I’ve had a difficult time writing this one. Partially because it left me without words. It’s well-written, but it’s not brilliant, partially because it’s cut through with New York-ness, which wore on me after a bit. It does hit all my buttons, and Santopolo does know how to write about heartbreak and loss and captured the excitement of first love, and how difficult it is to let that go.

But even so, it’s not something that will stay with me.

Lone Survivor

lonesurvivorby Marcus Luttrell with Patrick Robinson
First sentence: “Would this ever become easier?”
Content: It’s a non-fiction military book so there is a lot of harsh situations and swearing.
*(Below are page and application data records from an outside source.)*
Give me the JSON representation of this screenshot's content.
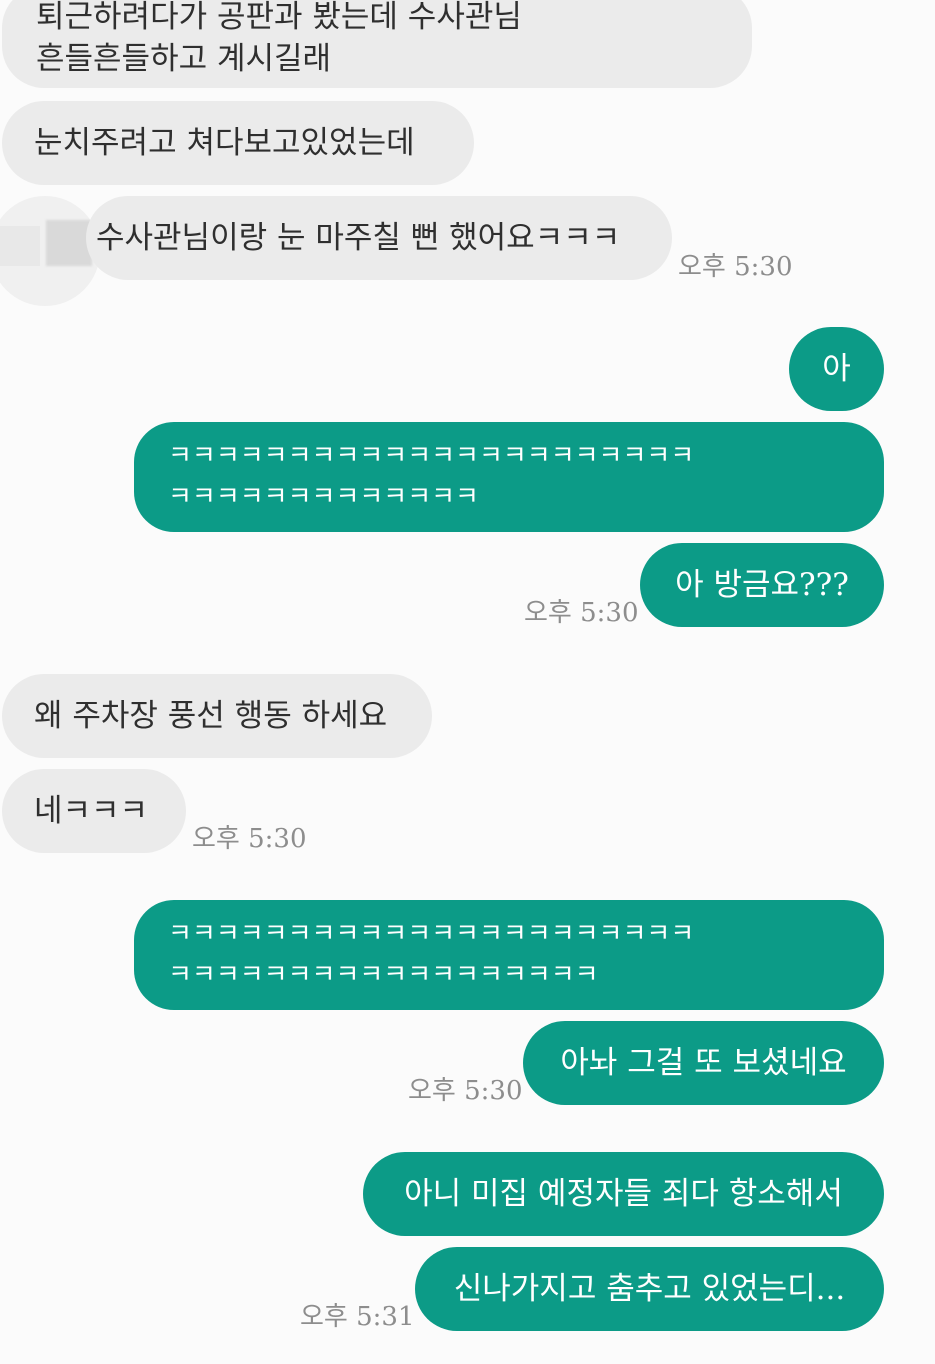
{
  "messages": {
    "m1": {
      "line1": "퇴근하려다가 공판과 봤는데 수사관님",
      "line2": "흔들흔들하고 계시길래"
    },
    "m2": "눈치주려고 쳐다보고있었는데",
    "m3": "수사관님이랑 눈 마주칠 뻔 했어요ㅋㅋㅋ",
    "t1": "오후 5:30",
    "m4": "아",
    "m5": {
      "line1": "ㅋㅋㅋㅋㅋㅋㅋㅋㅋㅋㅋㅋㅋㅋㅋㅋㅋㅋㅋㅋㅋㅋ",
      "line2": "ㅋㅋㅋㅋㅋㅋㅋㅋㅋㅋㅋㅋㅋ"
    },
    "m6": "아 방금요???",
    "t2": "오후 5:30",
    "m7": "왜 주차장 풍선 행동 하세요",
    "m8": "네ㅋㅋㅋ",
    "t3": "오후 5:30",
    "m9": {
      "line1": "ㅋㅋㅋㅋㅋㅋㅋㅋㅋㅋㅋㅋㅋㅋㅋㅋㅋㅋㅋㅋㅋㅋ",
      "line2": "ㅋㅋㅋㅋㅋㅋㅋㅋㅋㅋㅋㅋㅋㅋㅋㅋㅋㅋ"
    },
    "m10": "아놔 그걸 또 보셨네요",
    "t4": "오후 5:30",
    "m11": "아니 미집 예정자들 죄다 항소해서",
    "m12": "신나가지고 춤추고 있었는디...",
    "t5": "오후 5:31"
  },
  "colors": {
    "incoming_bubble": "#ebebeb",
    "outgoing_bubble": "#0c9b87",
    "timestamp": "#8d8d8d",
    "background": "#fbfbfb"
  }
}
It’s in the biography section of the bookstore.

No, this is not my usual reading. But I figured I’d branch out and give something that’s completely outside of my comfort zone a try. And I was willing to read this story of a Navy SEAL and their mission to capture and kill Osama bin Laden. I’d like to think I went in with an open mind, willing to hear Luttrell’s story, to listen to the justifications for war, and to try and understand what makes someone become a Navy SEAL.

And at the beginning I was mostly okay with it. I was fascinated and impressed with his recounting of his training, of the hardships he had to endure. But, the longer I read this the more one thing bugged me: this book didn’t have an editor. And it was driving. me. nuts.

“Didn’t have an editor” is an assumption. I’m sure someone went through for spelling and punctuation. But what was missing was a cohesiveness, a tightness to the story. Luttrell would repeat himself time and time again. He’d go off on a pages-long rant on the “liberal media” (two words I’m tired of hearing together; what they really mean is corporate east-coast based media, and that includes Fox News). He would quote someone and then have a paragraph explaining how this wasn’t accurate but you get the gist. In short: the publishing company did Luttrell a disservice for not giving him a good editor and making him tighten up his writing: Luttrell sounded much less intelligent than I am guessing he is. No, he’s not a writer. I get that. That’s why publishing houses hire ghost writers (and if this is Robinson’s doing, then he’s not a very good ghost writer): to make the “celebrity” story more cohesive.  It just got to a point where I couldn’t stand the circular writing, the opinionizing, and the plain bad editing.

Which is sad, because I think Luttrell’s story is a valuable one. I just wish I could have gotten through the book.